Directions
A word-for-word copy of the records is needed, with every picture left out.

[Element data from apps and pages]
+--

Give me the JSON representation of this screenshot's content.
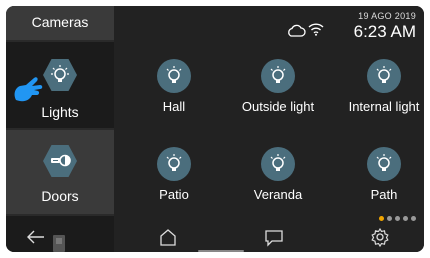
{
  "sidebar": {
    "cameras_label": "Cameras",
    "lights_label": "Lights",
    "doors_label": "Doors"
  },
  "status": {
    "date": "19 AGO 2019",
    "time": "6:23 AM"
  },
  "tiles": [
    {
      "label": "Hall",
      "icon": "bulb-icon"
    },
    {
      "label": "Outside light",
      "icon": "bulb-icon"
    },
    {
      "label": "Internal light",
      "icon": "bulb-icon"
    },
    {
      "label": "Patio",
      "icon": "bulb-icon"
    },
    {
      "label": "Veranda",
      "icon": "bulb-icon"
    },
    {
      "label": "Path",
      "icon": "bulb-icon"
    }
  ],
  "pager": {
    "pages": 5,
    "active": 1
  },
  "nav": {
    "back_icon": "back-arrow-icon",
    "home_icon": "home-icon",
    "chat_icon": "chat-icon",
    "settings_icon": "gear-icon"
  },
  "colors": {
    "accent": "#4b6e7d",
    "active_dot": "#f0a500",
    "pointer": "#2196f3"
  }
}
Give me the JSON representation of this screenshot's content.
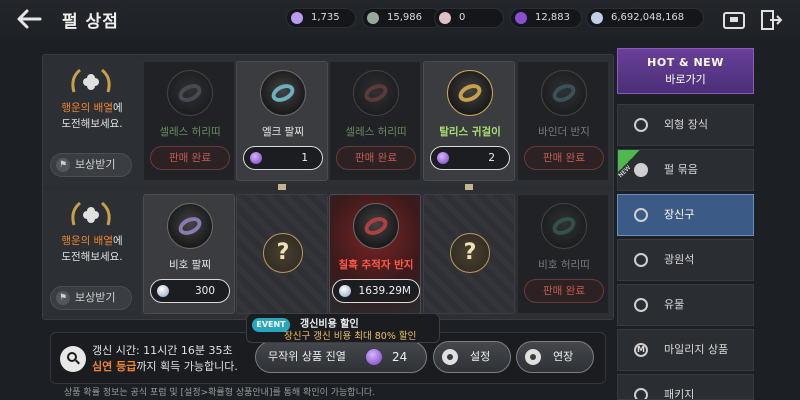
{
  "header": {
    "title": "펄 상점"
  },
  "currencies": [
    {
      "name": "purple-gem",
      "value": "1,735",
      "color": "#b79cf0"
    },
    {
      "name": "green-orb",
      "value": "15,986",
      "color": "#9aa89a"
    },
    {
      "name": "pink-pearl",
      "value": "0",
      "color": "#e0c0c0"
    },
    {
      "name": "violet-orb",
      "value": "12,883",
      "color": "#8a4fd0"
    },
    {
      "name": "silver-coin",
      "value": "6,692,048,168",
      "color": "#c0d0e8"
    }
  ],
  "grid": {
    "row1": {
      "prompt": {
        "highlight": "행운의 배열",
        "rest": "에",
        "line2": "도전해보세요."
      },
      "reward_label": "보상받기",
      "cards": [
        {
          "name": "셀레스 허리띠",
          "status": "판매 완료"
        },
        {
          "name": "엘크 팔찌",
          "price": "1",
          "currency": "purple"
        },
        {
          "name": "셀레스 허리띠",
          "status": "판매 완료"
        },
        {
          "name": "탈리스 귀걸이",
          "price": "2",
          "currency": "purple"
        },
        {
          "name": "바인더 반지",
          "status": "판매 완료"
        }
      ]
    },
    "row2": {
      "prompt": {
        "highlight": "행운의 배열",
        "rest": "에",
        "line2": "도전해보세요."
      },
      "reward_label": "보상받기",
      "cards": [
        {
          "name": "비호 팔찌",
          "price": "300",
          "currency": "silver"
        },
        {
          "name": "?"
        },
        {
          "name": "칠흑 추적자 반지",
          "price": "1639.29M",
          "currency": "silver"
        },
        {
          "name": "?"
        },
        {
          "name": "비호 허리띠",
          "status": "판매 완료"
        }
      ]
    }
  },
  "sidebar": {
    "hot": {
      "line1": "HOT & NEW",
      "line2": "바로가기"
    },
    "new_tag": "NEW",
    "items": [
      {
        "label": "외형 장식",
        "icon": "costume-icon"
      },
      {
        "label": "펄 묶음",
        "icon": "pearl-bundle-icon"
      },
      {
        "label": "장신구",
        "icon": "ring-icon",
        "active": true
      },
      {
        "label": "광원석",
        "icon": "ore-icon"
      },
      {
        "label": "유물",
        "icon": "relic-icon"
      },
      {
        "label": "마일리지 상품",
        "icon": "mileage-icon"
      },
      {
        "label": "패키지",
        "icon": "package-icon"
      }
    ]
  },
  "bottom": {
    "refresh_time": "갱신 시간: 11시간 16분 35초",
    "grade_highlight": "심연 등급",
    "grade_rest": "까지 획득 가능합니다.",
    "random_display_label": "무작위 상품 진열",
    "random_display_cost": "24",
    "settings_label": "설정",
    "extend_label": "연장",
    "event_badge": "EVENT",
    "event_title": "갱신비용 할인",
    "event_desc": "장신구 갱신 비용 최대 80% 할인",
    "footnote": "상품 확률 정보는 공식 포럼 및 [설정>확률형 상품안내]를 통해 확인이 가능합니다."
  }
}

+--

The completed task
Give me the JSON representation of this screenshot's content.
{
  "sidebar": {
    "cameras_label": "Cameras",
    "lights_label": "Lights",
    "doors_label": "Doors"
  },
  "status": {
    "date": "19 AGO 2019",
    "time": "6:23 AM"
  },
  "tiles": [
    {
      "label": "Hall",
      "icon": "bulb-icon"
    },
    {
      "label": "Outside light",
      "icon": "bulb-icon"
    },
    {
      "label": "Internal light",
      "icon": "bulb-icon"
    },
    {
      "label": "Patio",
      "icon": "bulb-icon"
    },
    {
      "label": "Veranda",
      "icon": "bulb-icon"
    },
    {
      "label": "Path",
      "icon": "bulb-icon"
    }
  ],
  "pager": {
    "pages": 5,
    "active": 1
  },
  "nav": {
    "back_icon": "back-arrow-icon",
    "home_icon": "home-icon",
    "chat_icon": "chat-icon",
    "settings_icon": "gear-icon"
  },
  "colors": {
    "accent": "#4b6e7d",
    "active_dot": "#f0a500",
    "pointer": "#2196f3"
  }
}
Give me the JSON representation of this screenshot's content.
{
  "header": {
    "title": "펄 상점"
  },
  "currencies": [
    {
      "name": "purple-gem",
      "value": "1,735",
      "color": "#b79cf0"
    },
    {
      "name": "green-orb",
      "value": "15,986",
      "color": "#9aa89a"
    },
    {
      "name": "pink-pearl",
      "value": "0",
      "color": "#e0c0c0"
    },
    {
      "name": "violet-orb",
      "value": "12,883",
      "color": "#8a4fd0"
    },
    {
      "name": "silver-coin",
      "value": "6,692,048,168",
      "color": "#c0d0e8"
    }
  ],
  "grid": {
    "row1": {
      "prompt": {
        "highlight": "행운의 배열",
        "rest": "에",
        "line2": "도전해보세요."
      },
      "reward_label": "보상받기",
      "cards": [
        {
          "name": "셀레스 허리띠",
          "status": "판매 완료"
        },
        {
          "name": "엘크 팔찌",
          "price": "1",
          "currency": "purple"
        },
        {
          "name": "셀레스 허리띠",
          "status": "판매 완료"
        },
        {
          "name": "탈리스 귀걸이",
          "price": "2",
          "currency": "purple"
        },
        {
          "name": "바인더 반지",
          "status": "판매 완료"
        }
      ]
    },
    "row2": {
      "prompt": {
        "highlight": "행운의 배열",
        "rest": "에",
        "line2": "도전해보세요."
      },
      "reward_label": "보상받기",
      "cards": [
        {
          "name": "비호 팔찌",
          "price": "300",
          "currency": "silver"
        },
        {
          "name": "?"
        },
        {
          "name": "칠흑 추적자 반지",
          "price": "1639.29M",
          "currency": "silver"
        },
        {
          "name": "?"
        },
        {
          "name": "비호 허리띠",
          "status": "판매 완료"
        }
      ]
    }
  },
  "sidebar": {
    "hot": {
      "line1": "HOT & NEW",
      "line2": "바로가기"
    },
    "new_tag": "NEW",
    "items": [
      {
        "label": "외형 장식",
        "icon": "costume-icon"
      },
      {
        "label": "펄 묶음",
        "icon": "pearl-bundle-icon"
      },
      {
        "label": "장신구",
        "icon": "ring-icon",
        "active": true
      },
      {
        "label": "광원석",
        "icon": "ore-icon"
      },
      {
        "label": "유물",
        "icon": "relic-icon"
      },
      {
        "label": "마일리지 상품",
        "icon": "mileage-icon"
      },
      {
        "label": "패키지",
        "icon": "package-icon"
      }
    ]
  },
  "bottom": {
    "refresh_time": "갱신 시간: 11시간 16분 35초",
    "grade_highlight": "심연 등급",
    "grade_rest": "까지 획득 가능합니다.",
    "random_display_label": "무작위 상품 진열",
    "random_display_cost": "24",
    "settings_label": "설정",
    "extend_label": "연장",
    "event_badge": "EVENT",
    "event_title": "갱신비용 할인",
    "event_desc": "장신구 갱신 비용 최대 80% 할인",
    "footnote": "상품 확률 정보는 공식 포럼 및 [설정>확률형 상품안내]를 통해 확인이 가능합니다."
  }
}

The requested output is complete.